I only had one story byline at the Tribune, but I’m really proud of this personal essay.
I experienced some horrible online trolling for simply talking about STIs. And once I opened up about having herpes, I was called awful names and told to kill myself. I refuse to let negativity control my life, so I wrote my story. The Tribune published it.
I was overwhelmed by the positive feedback my story received. Messages flooded my Facebook, Twitter and Instagram accounts. I got more than a dozen emails. People wrote to encourage me and to tell me their stories. Some asked for advice. Some just needed someone to hear them.
I opened up about my life to help people. Our society doesn’t talk about things like herpes. My goal was to reach people and let them know they’re not alone, and the feedback was more than I had hoped for.
I worked as the health and housing beat reporter for the Daily Nebraskan during my time at the University of Nebraska- Lincoln. I went to weekly residence hall meetings and frequented the campus clinic. Both the Affordable Care Act rollout and the 2013 government shutdown happened during my time as a reporter, so I wrote quite a bit about those events.
Here are some of my favorite stories (The headlines are hyperlinked):
- The Affordable Care Act is a complicated piece of legislation, and many Nebraskans, especially students, weren’t sure what to expect. I explained in this front page story.
- The Centers for Disease Control were furloughed by the federal shutdown just as flu season started, so I talked to University Health Center officials about how it would affect flu shots.
- I wrote about nine ways the government shutdown of 2013 affected students, including financial aid and G.I. Bill benefits.
- UNL’s Residence Hall Association donated $1,000 to an event that raised money for the Children’s Miracle Network Hospitals. The event’s organizers were particularly moved by the decision.
- The Great Plains Art Museum was renovated in hopes of attracting more visitors and is now showing off its new design.
- As part of my health beat, I looked into electronic cigarettes. While they may be trendy in the United States, a 2013 French study claimed they aren’t as safe as people thought.
- Don Wilhite, a climatologist and professor in University of Nebraska-Lincoln School of Natural Resources, was named a fellow in the American Meteorological Society and asked to head committees for an international water program.
- Shirin Ebadi, the 2003 Nobel Peace Prize winner, came to my campus to talk about Iran, democracy and freedom of speech.
Harsh Treatment: “Residential treatment centers are supposed to provide a safe, healing environment for young state wards and disadvantaged children.
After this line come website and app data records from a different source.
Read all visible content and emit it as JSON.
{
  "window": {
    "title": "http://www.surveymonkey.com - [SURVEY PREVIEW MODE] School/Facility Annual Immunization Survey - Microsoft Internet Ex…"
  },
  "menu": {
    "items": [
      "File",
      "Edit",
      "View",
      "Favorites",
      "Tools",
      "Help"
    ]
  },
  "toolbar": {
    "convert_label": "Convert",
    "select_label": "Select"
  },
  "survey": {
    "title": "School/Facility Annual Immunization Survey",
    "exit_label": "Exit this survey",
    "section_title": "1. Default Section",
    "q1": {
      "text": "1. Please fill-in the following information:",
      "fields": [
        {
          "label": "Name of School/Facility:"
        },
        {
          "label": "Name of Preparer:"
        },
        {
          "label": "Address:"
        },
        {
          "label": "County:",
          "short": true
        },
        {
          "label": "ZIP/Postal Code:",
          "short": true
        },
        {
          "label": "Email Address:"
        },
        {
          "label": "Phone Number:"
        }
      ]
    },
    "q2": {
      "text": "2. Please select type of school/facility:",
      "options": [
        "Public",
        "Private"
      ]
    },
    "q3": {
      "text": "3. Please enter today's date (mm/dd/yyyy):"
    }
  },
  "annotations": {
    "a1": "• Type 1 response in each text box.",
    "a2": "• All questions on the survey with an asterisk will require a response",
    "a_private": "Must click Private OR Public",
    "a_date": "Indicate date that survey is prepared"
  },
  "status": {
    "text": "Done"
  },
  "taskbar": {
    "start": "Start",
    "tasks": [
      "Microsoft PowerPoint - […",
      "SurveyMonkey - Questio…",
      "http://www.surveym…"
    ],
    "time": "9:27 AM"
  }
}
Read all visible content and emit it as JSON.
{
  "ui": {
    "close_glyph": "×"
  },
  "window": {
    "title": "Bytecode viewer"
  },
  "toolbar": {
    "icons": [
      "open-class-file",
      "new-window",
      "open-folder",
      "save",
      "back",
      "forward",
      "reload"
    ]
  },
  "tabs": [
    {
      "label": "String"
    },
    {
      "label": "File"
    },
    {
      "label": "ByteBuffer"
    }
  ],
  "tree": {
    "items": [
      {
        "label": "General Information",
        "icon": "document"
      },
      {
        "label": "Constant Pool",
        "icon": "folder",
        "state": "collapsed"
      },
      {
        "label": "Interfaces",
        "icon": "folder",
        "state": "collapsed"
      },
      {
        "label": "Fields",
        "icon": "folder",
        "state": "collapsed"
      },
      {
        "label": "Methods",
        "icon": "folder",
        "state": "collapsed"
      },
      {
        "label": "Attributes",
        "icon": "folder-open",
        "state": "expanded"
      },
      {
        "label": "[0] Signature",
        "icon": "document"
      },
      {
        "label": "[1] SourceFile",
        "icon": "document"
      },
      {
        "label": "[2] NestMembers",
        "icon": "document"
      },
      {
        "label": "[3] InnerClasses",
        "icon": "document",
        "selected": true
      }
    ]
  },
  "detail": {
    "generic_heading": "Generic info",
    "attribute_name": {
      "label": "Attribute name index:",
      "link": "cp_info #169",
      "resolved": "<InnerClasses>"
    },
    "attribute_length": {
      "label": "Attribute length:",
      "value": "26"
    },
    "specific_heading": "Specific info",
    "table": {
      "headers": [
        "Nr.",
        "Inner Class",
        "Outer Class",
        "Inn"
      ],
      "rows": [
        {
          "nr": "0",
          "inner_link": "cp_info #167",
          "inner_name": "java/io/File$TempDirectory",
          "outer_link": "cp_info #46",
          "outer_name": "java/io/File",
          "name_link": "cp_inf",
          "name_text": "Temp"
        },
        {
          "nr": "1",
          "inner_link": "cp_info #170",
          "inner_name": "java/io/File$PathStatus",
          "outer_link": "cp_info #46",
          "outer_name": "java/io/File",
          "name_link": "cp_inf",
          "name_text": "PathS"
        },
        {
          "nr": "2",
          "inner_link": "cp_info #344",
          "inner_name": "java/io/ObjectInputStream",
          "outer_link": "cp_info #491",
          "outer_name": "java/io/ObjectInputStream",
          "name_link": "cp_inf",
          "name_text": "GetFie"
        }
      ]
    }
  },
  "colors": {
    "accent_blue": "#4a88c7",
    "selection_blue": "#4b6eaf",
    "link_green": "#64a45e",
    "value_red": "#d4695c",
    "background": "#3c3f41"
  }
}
But a Chicago Tribune investigation finds many are harmed instead.”
I worked on the Harsh Treatment project by the Chicago Tribune in 2014. I met with reporters, editors, videographers, photographers and graphic designers to learn what was being created and reported on, then I helped them figure out the best way to post it to social media.